adjective, groov·i·er, groov·i·est.
Examples from the Web for groovy
These doctors make “conscious uncoupling” sound so groovy that actually being together begins to seem a little dowdy and dull.
Groovy, catchy, and refreshingly simple, it may be Gaga's most straightforward pop song yet.Lady Gaga and R. Kelly’s ‘Do What U Want’ Is Pure Pop Heaven|Kevin Fallon|October 21, 2013|DAILY BEAST
No longer do the authors proclaim, “We must destroy the myth that we have to be groovy, free chicks.”
And it is a groove; perhaps there was never anything so groovy.All Things Considered|G. K. Chesterton
But Mrs. Otway was much more original and more impulsive, thus far less “groovy,” than the people among whom her lot was cast.Good Old Anna|Marie Belloc Lowndes
British Dictionary definitions for groovy
adjective groovier or grooviest
Word Origin and History for groovy

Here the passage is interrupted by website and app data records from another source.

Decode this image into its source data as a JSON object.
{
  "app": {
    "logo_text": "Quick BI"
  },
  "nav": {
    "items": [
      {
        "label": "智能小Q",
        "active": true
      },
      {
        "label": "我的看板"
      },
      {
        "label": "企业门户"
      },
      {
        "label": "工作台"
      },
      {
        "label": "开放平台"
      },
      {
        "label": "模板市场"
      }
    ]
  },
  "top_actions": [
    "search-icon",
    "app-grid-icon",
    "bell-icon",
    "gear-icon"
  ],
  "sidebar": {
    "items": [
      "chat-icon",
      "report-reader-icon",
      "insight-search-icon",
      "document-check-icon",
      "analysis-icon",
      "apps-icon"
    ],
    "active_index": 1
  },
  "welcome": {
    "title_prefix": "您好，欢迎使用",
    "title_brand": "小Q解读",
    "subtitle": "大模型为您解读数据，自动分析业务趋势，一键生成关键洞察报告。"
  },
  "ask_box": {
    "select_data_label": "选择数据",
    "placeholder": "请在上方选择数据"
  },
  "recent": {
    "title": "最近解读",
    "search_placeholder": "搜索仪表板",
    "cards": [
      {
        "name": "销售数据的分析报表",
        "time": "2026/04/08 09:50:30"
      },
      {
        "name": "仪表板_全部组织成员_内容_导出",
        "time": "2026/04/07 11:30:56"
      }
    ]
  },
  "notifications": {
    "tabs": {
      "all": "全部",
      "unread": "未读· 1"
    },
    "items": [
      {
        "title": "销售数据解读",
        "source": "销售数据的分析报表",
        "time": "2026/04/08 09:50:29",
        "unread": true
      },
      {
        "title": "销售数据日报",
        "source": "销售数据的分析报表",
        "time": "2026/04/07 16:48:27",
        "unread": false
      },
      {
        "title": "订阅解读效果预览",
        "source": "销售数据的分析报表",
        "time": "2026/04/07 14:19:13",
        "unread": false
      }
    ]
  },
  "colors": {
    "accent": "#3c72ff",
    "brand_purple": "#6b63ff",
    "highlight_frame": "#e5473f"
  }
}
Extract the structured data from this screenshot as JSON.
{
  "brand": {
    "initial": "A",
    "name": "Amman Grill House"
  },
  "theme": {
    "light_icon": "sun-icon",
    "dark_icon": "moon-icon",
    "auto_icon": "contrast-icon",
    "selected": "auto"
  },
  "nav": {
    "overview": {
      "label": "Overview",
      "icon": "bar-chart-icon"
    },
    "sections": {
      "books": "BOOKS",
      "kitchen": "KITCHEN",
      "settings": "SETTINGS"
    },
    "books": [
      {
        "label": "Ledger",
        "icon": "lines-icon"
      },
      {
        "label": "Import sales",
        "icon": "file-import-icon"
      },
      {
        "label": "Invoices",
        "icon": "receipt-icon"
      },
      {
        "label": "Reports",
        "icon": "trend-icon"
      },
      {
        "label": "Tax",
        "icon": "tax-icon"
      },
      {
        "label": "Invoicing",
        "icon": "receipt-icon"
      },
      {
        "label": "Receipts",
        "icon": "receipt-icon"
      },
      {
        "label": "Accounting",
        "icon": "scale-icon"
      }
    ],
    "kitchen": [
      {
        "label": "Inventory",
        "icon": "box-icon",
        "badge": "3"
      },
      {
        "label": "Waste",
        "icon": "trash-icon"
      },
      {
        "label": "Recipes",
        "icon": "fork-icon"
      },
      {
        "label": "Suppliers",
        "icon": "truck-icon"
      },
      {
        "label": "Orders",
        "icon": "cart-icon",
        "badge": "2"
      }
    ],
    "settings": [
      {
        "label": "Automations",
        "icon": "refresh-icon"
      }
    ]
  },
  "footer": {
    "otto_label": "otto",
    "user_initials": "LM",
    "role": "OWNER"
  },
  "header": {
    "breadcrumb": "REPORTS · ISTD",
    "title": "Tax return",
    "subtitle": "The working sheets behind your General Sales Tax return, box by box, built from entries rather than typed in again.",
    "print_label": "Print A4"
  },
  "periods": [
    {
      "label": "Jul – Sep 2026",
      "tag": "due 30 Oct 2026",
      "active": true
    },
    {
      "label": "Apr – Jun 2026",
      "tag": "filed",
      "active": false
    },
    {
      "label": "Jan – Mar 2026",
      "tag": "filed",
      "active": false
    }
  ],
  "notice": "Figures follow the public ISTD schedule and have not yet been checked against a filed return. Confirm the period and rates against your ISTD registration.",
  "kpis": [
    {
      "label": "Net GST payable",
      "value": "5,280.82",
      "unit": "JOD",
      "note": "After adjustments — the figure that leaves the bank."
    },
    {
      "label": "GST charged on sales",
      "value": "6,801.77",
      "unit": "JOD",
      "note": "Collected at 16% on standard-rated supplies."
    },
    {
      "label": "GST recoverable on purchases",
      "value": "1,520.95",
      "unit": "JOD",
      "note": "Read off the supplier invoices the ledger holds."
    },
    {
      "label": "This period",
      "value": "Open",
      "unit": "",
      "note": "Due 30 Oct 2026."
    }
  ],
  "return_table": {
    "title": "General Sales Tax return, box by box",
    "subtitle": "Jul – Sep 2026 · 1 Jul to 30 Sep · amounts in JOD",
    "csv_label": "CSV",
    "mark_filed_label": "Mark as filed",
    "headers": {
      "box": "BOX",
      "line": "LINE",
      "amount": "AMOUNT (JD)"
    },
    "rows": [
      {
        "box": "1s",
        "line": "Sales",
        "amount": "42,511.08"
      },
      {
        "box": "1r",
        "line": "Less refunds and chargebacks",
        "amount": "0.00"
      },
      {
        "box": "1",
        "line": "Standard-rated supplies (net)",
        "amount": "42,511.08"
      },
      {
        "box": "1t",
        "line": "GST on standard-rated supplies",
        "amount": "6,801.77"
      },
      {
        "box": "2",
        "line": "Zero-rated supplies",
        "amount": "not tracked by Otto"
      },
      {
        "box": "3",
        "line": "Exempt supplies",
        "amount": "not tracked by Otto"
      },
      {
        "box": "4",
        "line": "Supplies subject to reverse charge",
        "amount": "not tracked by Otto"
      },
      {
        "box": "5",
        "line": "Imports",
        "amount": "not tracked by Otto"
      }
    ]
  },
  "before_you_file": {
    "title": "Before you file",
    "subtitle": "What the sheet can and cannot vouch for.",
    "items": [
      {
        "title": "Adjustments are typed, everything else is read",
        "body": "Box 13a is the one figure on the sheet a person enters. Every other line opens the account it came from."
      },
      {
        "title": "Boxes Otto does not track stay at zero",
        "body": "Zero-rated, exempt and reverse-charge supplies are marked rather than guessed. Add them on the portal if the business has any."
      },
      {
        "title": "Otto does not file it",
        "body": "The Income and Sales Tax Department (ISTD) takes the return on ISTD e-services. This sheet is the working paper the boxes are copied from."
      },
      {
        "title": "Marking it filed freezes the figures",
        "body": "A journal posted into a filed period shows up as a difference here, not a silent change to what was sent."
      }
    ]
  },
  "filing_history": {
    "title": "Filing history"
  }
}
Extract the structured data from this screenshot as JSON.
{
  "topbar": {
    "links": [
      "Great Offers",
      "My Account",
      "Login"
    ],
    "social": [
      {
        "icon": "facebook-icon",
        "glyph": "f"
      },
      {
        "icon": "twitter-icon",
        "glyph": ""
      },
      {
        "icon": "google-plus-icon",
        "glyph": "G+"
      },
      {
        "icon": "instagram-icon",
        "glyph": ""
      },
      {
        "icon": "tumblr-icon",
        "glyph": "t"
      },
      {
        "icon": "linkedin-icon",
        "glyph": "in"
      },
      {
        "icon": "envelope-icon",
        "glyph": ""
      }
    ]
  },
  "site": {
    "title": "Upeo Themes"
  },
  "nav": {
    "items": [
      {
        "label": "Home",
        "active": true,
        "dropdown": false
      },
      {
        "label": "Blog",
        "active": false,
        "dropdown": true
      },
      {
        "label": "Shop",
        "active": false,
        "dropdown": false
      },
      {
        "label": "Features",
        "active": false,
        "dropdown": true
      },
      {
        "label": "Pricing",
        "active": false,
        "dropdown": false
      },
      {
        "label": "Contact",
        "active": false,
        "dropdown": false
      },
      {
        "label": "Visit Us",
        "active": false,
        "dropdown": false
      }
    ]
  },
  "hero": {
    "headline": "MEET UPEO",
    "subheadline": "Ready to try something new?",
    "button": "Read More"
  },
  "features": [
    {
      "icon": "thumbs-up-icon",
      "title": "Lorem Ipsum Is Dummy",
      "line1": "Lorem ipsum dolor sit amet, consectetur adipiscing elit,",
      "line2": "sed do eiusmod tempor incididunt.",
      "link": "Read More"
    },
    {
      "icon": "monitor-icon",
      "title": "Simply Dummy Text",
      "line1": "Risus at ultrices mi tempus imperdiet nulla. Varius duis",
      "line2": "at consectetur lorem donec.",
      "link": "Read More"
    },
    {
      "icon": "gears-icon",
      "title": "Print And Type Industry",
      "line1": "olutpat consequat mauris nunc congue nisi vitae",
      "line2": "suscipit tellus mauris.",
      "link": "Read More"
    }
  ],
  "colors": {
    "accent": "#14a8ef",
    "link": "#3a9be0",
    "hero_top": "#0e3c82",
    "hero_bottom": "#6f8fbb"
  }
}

1853 in literal sense of "pertaining to a groove," from groove (n.) + -y (2). Slang sense of "first-rate, excellent" is 1937, American English, from jazz slang phrase in the groove (1932) "performing well (without grandstanding.)" As teen slang for "wonderful," it dates from c.1941; popularized 1960s, out of currency by 1980. Related: Grooviness.